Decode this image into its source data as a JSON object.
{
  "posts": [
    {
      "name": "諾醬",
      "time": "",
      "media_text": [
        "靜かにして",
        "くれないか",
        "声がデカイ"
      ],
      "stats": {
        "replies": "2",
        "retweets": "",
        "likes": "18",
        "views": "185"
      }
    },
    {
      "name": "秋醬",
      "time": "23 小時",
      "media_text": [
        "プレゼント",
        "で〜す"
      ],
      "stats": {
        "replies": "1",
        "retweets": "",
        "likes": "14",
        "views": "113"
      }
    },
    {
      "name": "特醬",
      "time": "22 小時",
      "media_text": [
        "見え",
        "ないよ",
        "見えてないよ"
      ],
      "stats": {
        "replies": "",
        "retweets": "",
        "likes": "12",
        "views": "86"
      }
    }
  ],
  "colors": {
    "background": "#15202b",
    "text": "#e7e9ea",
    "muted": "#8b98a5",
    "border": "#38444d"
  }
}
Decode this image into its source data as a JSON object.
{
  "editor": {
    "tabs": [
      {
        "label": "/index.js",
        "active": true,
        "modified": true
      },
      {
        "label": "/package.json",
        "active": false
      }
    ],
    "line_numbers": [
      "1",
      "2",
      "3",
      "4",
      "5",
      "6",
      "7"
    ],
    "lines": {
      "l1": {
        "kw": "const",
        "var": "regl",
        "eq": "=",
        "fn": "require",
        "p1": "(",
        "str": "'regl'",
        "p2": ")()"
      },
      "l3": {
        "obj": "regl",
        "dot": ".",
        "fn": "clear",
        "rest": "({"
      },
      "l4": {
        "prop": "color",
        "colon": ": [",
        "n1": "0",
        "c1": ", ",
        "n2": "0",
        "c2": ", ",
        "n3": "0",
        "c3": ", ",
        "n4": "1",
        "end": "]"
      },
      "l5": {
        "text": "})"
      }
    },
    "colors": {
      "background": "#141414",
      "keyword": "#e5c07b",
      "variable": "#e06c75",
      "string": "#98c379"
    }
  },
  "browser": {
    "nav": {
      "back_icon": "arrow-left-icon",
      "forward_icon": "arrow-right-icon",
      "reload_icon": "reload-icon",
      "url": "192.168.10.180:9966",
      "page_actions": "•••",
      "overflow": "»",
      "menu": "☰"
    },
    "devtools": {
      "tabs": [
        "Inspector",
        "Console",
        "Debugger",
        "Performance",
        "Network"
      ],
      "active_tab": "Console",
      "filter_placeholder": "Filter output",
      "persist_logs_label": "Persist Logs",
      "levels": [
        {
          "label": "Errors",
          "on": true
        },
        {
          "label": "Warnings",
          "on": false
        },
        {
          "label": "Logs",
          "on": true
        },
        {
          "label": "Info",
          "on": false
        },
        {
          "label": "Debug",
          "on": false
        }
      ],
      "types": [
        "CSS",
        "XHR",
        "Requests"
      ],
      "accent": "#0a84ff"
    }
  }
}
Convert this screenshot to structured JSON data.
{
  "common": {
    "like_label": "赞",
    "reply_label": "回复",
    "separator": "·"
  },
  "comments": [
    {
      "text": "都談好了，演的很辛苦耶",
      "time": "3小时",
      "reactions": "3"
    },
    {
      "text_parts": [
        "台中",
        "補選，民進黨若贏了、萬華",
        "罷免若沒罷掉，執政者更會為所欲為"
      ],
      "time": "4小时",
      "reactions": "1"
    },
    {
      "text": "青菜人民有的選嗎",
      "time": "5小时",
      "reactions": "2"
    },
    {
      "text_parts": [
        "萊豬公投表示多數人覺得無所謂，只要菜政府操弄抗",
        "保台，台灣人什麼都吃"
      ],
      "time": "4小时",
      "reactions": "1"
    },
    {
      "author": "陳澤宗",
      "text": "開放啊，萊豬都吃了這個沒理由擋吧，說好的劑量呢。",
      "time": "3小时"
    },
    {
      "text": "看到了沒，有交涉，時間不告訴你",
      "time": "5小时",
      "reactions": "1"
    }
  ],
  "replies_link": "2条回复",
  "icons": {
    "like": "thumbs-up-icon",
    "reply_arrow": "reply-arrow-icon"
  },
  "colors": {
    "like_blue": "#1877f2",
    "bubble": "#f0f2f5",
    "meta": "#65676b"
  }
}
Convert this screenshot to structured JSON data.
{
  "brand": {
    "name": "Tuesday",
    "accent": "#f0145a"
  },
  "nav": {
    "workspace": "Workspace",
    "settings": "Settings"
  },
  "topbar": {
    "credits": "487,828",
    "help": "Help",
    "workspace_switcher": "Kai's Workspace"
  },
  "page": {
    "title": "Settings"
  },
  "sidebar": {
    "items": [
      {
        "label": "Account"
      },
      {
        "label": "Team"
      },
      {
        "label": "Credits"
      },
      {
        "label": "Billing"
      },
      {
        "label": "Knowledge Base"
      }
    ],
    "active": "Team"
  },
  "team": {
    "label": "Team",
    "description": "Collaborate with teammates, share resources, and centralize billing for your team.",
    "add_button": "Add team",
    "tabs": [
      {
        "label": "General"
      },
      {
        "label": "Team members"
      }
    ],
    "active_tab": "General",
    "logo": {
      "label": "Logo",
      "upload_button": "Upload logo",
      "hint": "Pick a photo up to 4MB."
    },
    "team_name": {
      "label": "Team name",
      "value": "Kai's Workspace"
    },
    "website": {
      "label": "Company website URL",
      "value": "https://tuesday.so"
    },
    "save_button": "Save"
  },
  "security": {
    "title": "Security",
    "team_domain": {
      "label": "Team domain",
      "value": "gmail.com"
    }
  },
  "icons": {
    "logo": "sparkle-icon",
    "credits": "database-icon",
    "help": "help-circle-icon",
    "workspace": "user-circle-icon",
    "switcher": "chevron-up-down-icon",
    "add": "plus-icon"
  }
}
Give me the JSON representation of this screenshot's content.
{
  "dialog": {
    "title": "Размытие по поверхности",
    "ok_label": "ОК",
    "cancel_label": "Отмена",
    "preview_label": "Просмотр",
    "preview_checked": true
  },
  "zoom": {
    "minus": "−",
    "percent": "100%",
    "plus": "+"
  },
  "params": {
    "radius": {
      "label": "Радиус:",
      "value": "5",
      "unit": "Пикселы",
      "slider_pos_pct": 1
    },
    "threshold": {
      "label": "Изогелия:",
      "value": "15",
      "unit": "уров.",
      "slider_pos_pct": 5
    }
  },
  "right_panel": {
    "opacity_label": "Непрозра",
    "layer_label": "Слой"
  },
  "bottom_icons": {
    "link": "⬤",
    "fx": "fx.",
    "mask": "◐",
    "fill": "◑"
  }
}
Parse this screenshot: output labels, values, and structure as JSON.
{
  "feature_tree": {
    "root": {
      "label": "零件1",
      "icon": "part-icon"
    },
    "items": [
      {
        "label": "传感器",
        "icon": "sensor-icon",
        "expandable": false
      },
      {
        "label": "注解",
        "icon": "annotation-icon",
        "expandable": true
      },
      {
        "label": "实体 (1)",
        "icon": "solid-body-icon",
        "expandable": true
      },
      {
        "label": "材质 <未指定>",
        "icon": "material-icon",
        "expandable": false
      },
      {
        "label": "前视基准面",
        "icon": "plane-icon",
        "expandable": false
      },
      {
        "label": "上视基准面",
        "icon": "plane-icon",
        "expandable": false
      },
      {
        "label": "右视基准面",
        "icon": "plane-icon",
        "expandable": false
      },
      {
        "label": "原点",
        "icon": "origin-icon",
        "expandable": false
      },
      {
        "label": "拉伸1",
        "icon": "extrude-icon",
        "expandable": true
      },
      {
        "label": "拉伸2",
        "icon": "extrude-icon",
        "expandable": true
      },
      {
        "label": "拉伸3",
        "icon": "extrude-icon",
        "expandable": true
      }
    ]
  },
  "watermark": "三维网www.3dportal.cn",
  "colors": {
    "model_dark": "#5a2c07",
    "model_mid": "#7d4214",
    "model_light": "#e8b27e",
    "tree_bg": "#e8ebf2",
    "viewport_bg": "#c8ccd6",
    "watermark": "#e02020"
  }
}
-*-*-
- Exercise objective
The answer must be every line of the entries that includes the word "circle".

- Output of the exercise
    "help": "help-circle-icon",
    "workspace": "user-circle-icon",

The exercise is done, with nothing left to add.